Memo to Oliver Stone: Looking for material for a new conspiracy flick? The troubles behind the eagerly awaited Nirvana album have the makings of a first- rate docudrama.
In March, the fab three entered a studio in Minnesota to record the follow-up to Nevermind. Reportedly, the band emerged with a noisy batch of songs that its label, Geffen, rejected as too uncommercial. After stories to that effect appeared in the Chicago Tribune and Newsweek, the company came out swinging: In a highly unusual move, label head David Geffen personally called Newsweek to complain, while the band took a full-page ad in Billboard denouncing the rumors.
But the album, scheduled for release this summer, won’t be out until Sept. 14. Is Geffen’s tinkering with the record just part of the standard artistic process? Or did the band record an aggressively punk album and then get cold feet?
Is there something rotten in the state of grunge? Among the scenarios:
*Conspiracy Theory No. 1: Evil corporate record giant squashes artistic freedom. This is the contention of the album’s original producer, Steve Albini, who got the ball rolling by telling anybody who’d listen that Geffen ”hates” the album he made with the band. Albini, who favors an abrasive sound, contends that the band was thrilled with the record until the label objected. Geffen, the band, and the band’s management maintain that Albini spoke out of turn, that the album is simply not yet finished, and that parts are being remixed (by, among others, R.E.M. producer Scott Litt). ”We knew , they were gonna do a much punkier album this time out,” says a Geffen source. Yet Geffen has had other recent run-ins with its artists: It rejected an early version of Aerosmith’s Get a Grip, and Don Henley is currently suing to get off the label.
*Conspiracy Theory No. 2: Evil media giants are blowing everything out of proportion. The theory put forth by the band and Geffen. In a statement about the status of the album, singer-guitarist Kurt Cobain said, ”We—the band—felt the vocals were not loud enough on a few of the tracks.” According to those who heard Nirvana perform at a recent Bay Area concert, some of the new songs are as hooky as anything on Nevermind—which, let’s not forget, was also much labored over by the band and Geffen A&R executive Gary Gersh. Minneapolis musician Jessica Hopper, who was in the studio during the sessions, says the tunes are ”pop songs but with a hard edge.” But is it a coincidence that Gersh, who signed Nirvana to the label and held their hands through the making of Nevermind, announced last week that he was leaving Geffen? There is wide speculation that he will become president of Capitol.

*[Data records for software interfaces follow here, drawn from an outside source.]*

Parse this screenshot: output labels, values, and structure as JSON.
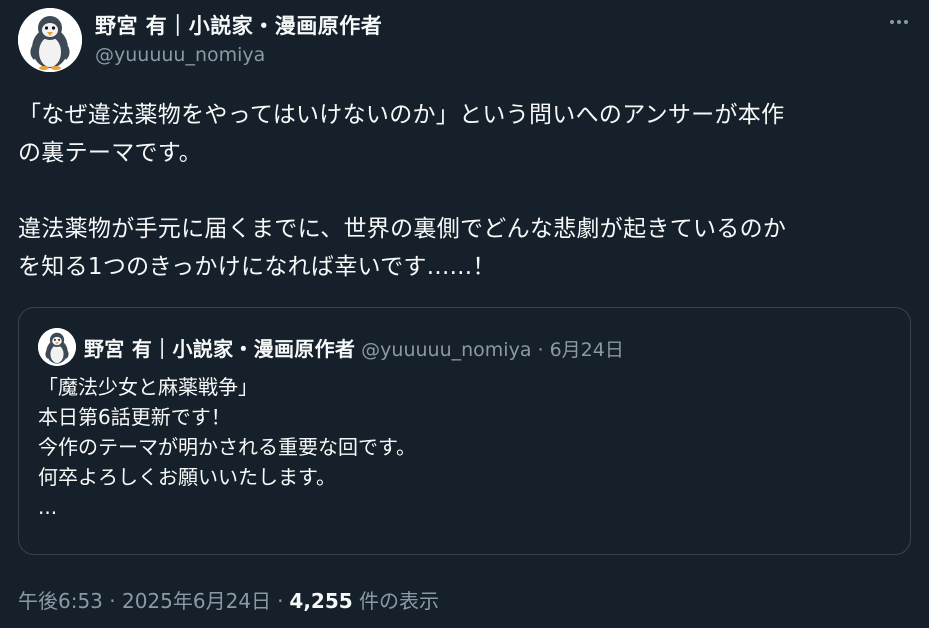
{
  "author": {
    "display_name": "野宮 有｜小説家・漫画原作者",
    "handle": "@yuuuuu_nomiya"
  },
  "tweet": {
    "lines": [
      "「なぜ違法薬物をやってはいけないのか」という問いへのアンサーが本作",
      "の裏テーマです。",
      "",
      "違法薬物が手元に届くまでに、世界の裏側でどんな悲劇が起きているのか",
      "を知る1つのきっかけになれば幸いです......！"
    ]
  },
  "quoted": {
    "display_name": "野宮 有｜小説家・漫画原作者",
    "handle_and_date": "@yuuuuu_nomiya · 6月24日",
    "lines": [
      "「魔法少女と麻薬戦争」",
      "本日第6話更新です！",
      "今作のテーマが明かされる重要な回です。",
      "何卒よろしくお願いいたします。",
      "..."
    ]
  },
  "footer": {
    "timestamp": "午後6:53 · 2025年6月24日",
    "separator": "·",
    "views_count": "4,255",
    "views_label": "件の表示"
  },
  "icons": {
    "avatar": "penguin-avatar-icon",
    "more": "more-options-icon"
  },
  "colors": {
    "background": "#15202b",
    "text_primary": "#f7f9f9",
    "text_secondary": "#8b98a5",
    "border": "#38444d"
  }
}
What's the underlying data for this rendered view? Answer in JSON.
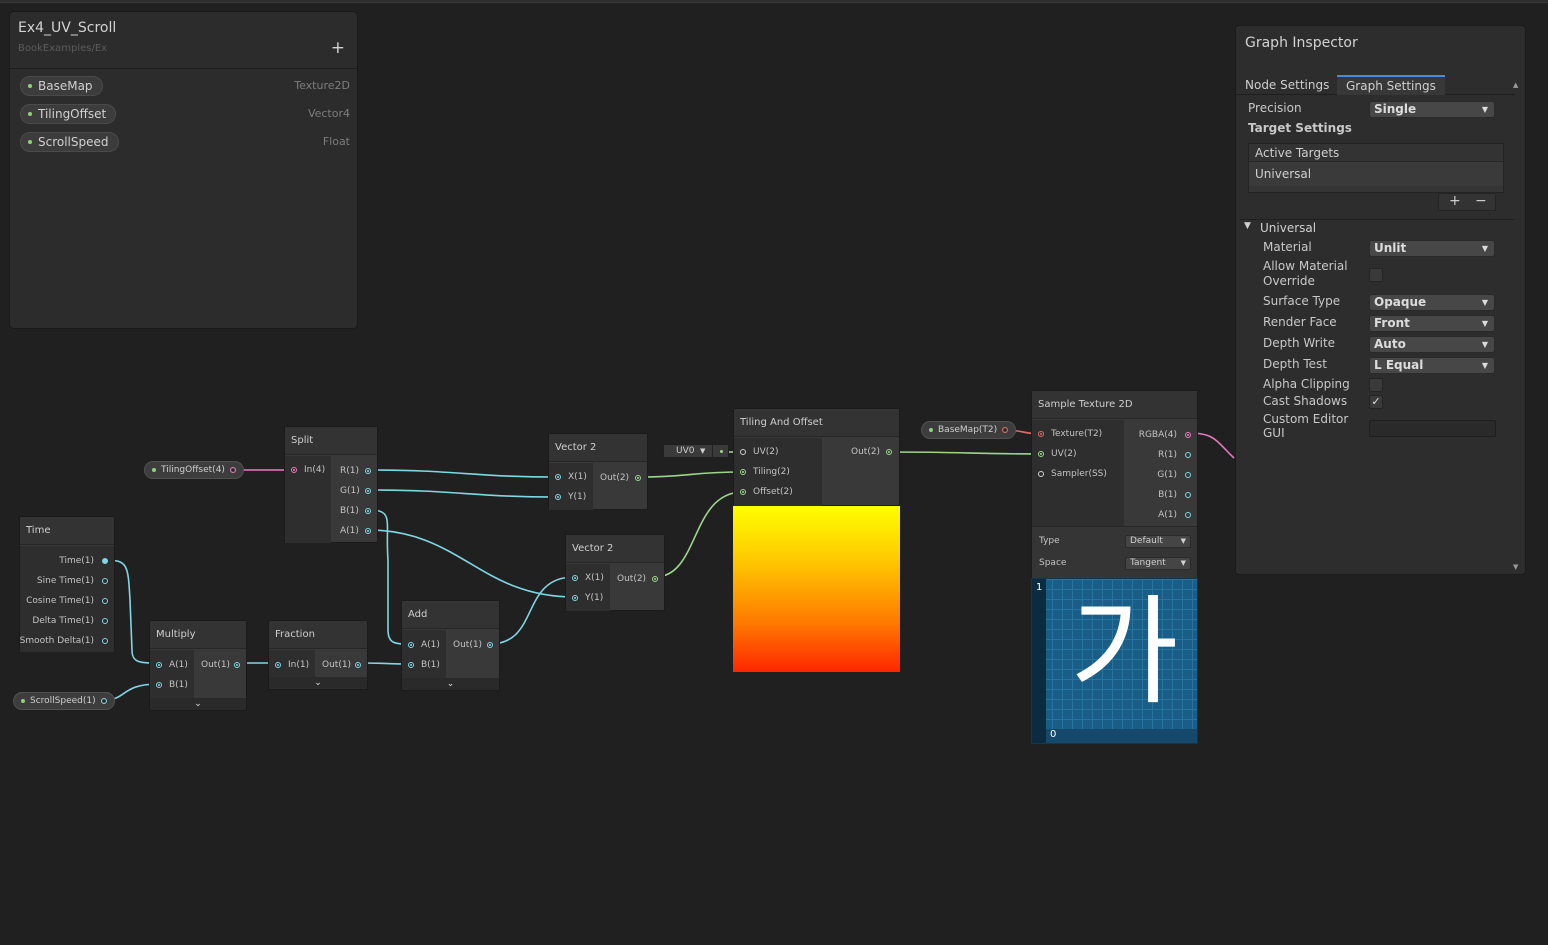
{
  "blackboard": {
    "title": "Ex4_UV_Scroll",
    "path": "BookExamples/Ex",
    "add_icon": "+",
    "properties": [
      {
        "name": "BaseMap",
        "type": "Texture2D"
      },
      {
        "name": "TilingOffset",
        "type": "Vector4"
      },
      {
        "name": "ScrollSpeed",
        "type": "Float"
      }
    ]
  },
  "property_nodes": {
    "tiling_offset": "TilingOffset(4)",
    "scroll_speed": "ScrollSpeed(1)",
    "base_map": "BaseMap(T2)"
  },
  "nodes": {
    "time": {
      "title": "Time",
      "outputs": [
        "Time(1)",
        "Sine Time(1)",
        "Cosine Time(1)",
        "Delta Time(1)",
        "Smooth Delta(1)"
      ]
    },
    "multiply": {
      "title": "Multiply",
      "inputs": [
        "A(1)",
        "B(1)"
      ],
      "output": "Out(1)"
    },
    "fraction": {
      "title": "Fraction",
      "input": "In(1)",
      "output": "Out(1)"
    },
    "add": {
      "title": "Add",
      "inputs": [
        "A(1)",
        "B(1)"
      ],
      "output": "Out(1)"
    },
    "split": {
      "title": "Split",
      "input": "In(4)",
      "outputs": [
        "R(1)",
        "G(1)",
        "B(1)",
        "A(1)"
      ]
    },
    "vector2_top": {
      "title": "Vector 2",
      "inputs": [
        "X(1)",
        "Y(1)"
      ],
      "output": "Out(2)"
    },
    "vector2_bottom": {
      "title": "Vector 2",
      "inputs": [
        "X(1)",
        "Y(1)"
      ],
      "output": "Out(2)"
    },
    "tiling_and_offset": {
      "title": "Tiling And Offset",
      "inputs": [
        "UV(2)",
        "Tiling(2)",
        "Offset(2)"
      ],
      "output": "Out(2)",
      "uv_channel": "UV0"
    },
    "sample_texture": {
      "title": "Sample Texture 2D",
      "inputs": [
        "Texture(T2)",
        "UV(2)",
        "Sampler(SS)"
      ],
      "outputs": [
        "RGBA(4)",
        "R(1)",
        "G(1)",
        "B(1)",
        "A(1)"
      ],
      "type_label": "Type",
      "type_value": "Default",
      "space_label": "Space",
      "space_value": "Tangent",
      "preview_top_label": "1",
      "preview_bottom_label": "0",
      "preview_glyph": "가"
    }
  },
  "inspector": {
    "title": "Graph Inspector",
    "tabs": [
      "Node Settings",
      "Graph Settings"
    ],
    "active_tab": "Graph Settings",
    "precision_label": "Precision",
    "precision_value": "Single",
    "target_settings_label": "Target Settings",
    "active_targets_label": "Active Targets",
    "active_target": "Universal",
    "add_label": "+",
    "remove_label": "−",
    "section": "Universal",
    "material_label": "Material",
    "material_value": "Unlit",
    "allow_override_label_1": "Allow Material",
    "allow_override_label_2": "Override",
    "surface_label": "Surface Type",
    "surface_value": "Opaque",
    "render_face_label": "Render Face",
    "render_face_value": "Front",
    "depth_write_label": "Depth Write",
    "depth_write_value": "Auto",
    "depth_test_label": "Depth Test",
    "depth_test_value": "L Equal",
    "alpha_clip_label": "Alpha Clipping",
    "cast_shadows_label": "Cast Shadows",
    "cast_shadows_check": "✓",
    "custom_gui_label_1": "Custom Editor",
    "custom_gui_label_2": "GUI"
  },
  "colors": {
    "float_wire": "#7fd6e4",
    "vector2_wire": "#9bd68c",
    "vector4_wire": "#e97bc0",
    "texture_wire": "#e06a6a",
    "accent": "#4a8ad8"
  }
}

*Conspiracy Theory No. 3: The Single Producer Theory. Within the world of alternative rock, Albini is known as irascible and integrity-minded (Pearl Jam is ”only an ‘alternative’ to actual bands,” he told EW earlier this year). During one song, Cobain accidentally stepped on a distortion pedal, and Albini argued they should keep the grating sound on for the duration of the tune. Many feel Albini’s snipes against Geffen are merely his way of maintaining his underground credentials. Albini wouldn’t speak with EW regarding Nirvana, but a Geffen source cracked, ”He would like it to be known that the evil record company hated his production.”

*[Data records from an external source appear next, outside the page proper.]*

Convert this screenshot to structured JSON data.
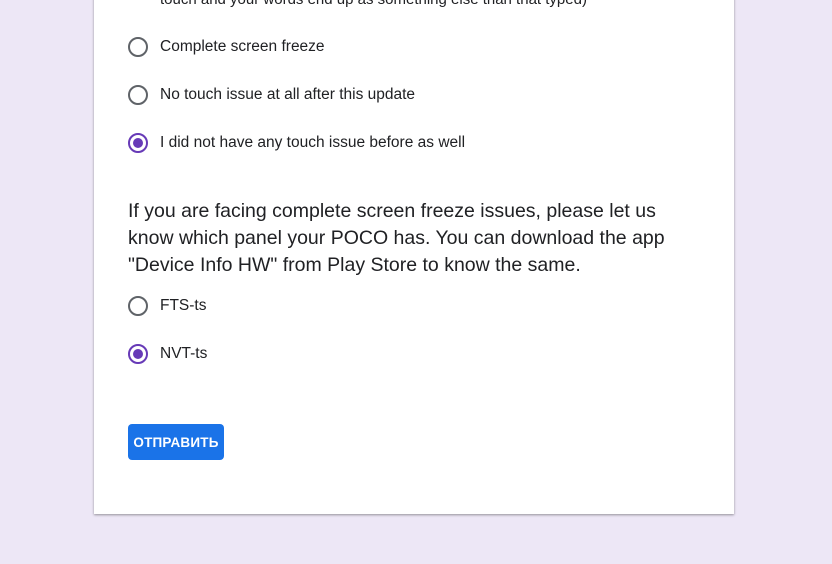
{
  "form": {
    "cut_off_text": "touch and your words end up as something else than that typed)",
    "question1_options": [
      {
        "label": "Complete screen freeze",
        "checked": false
      },
      {
        "label": "No touch issue at all after this update",
        "checked": false
      },
      {
        "label": "I did not have any touch issue before as well",
        "checked": true
      }
    ],
    "question2": {
      "text": "If you are facing complete screen freeze issues, please let us know which panel your POCO has. You can download the app \"Device Info HW\" from Play Store to know the same.",
      "options": [
        {
          "label": "FTS-ts",
          "checked": false
        },
        {
          "label": "NVT-ts",
          "checked": true
        }
      ]
    },
    "submit_label": "ОТПРАВИТЬ"
  },
  "colors": {
    "background": "#ede7f6",
    "accent": "#673ab7",
    "button": "#1a73e8"
  }
}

*Conspiracy Theory No. 4: Honorable young rock band put off by evils of success. ”Kurt wasn’t happy about all the teenyboppers who bought Nevermind,” says yet another source at Geffen. Nirvana supposedly wants to return to being just another Seattle group with a small, devout following—a state of mind reflected in a new song performed at the Bay Area gig, ”All Apologies.” It is hard to believe that Geffen, which sold 4 million copies of Nevermind, would be thrilled about such career backpedaling. What does Nirvana itself think? ”All this press is great,” the band’s bassist, Krist (formerly Chris) Novoselic, said in a statement. ”I’m just waiting for a right-wing Christian group to deem the record satanic. That would really move some units.”
*P.S.: Oliver, how about getting Crispin Glover to play Cobain?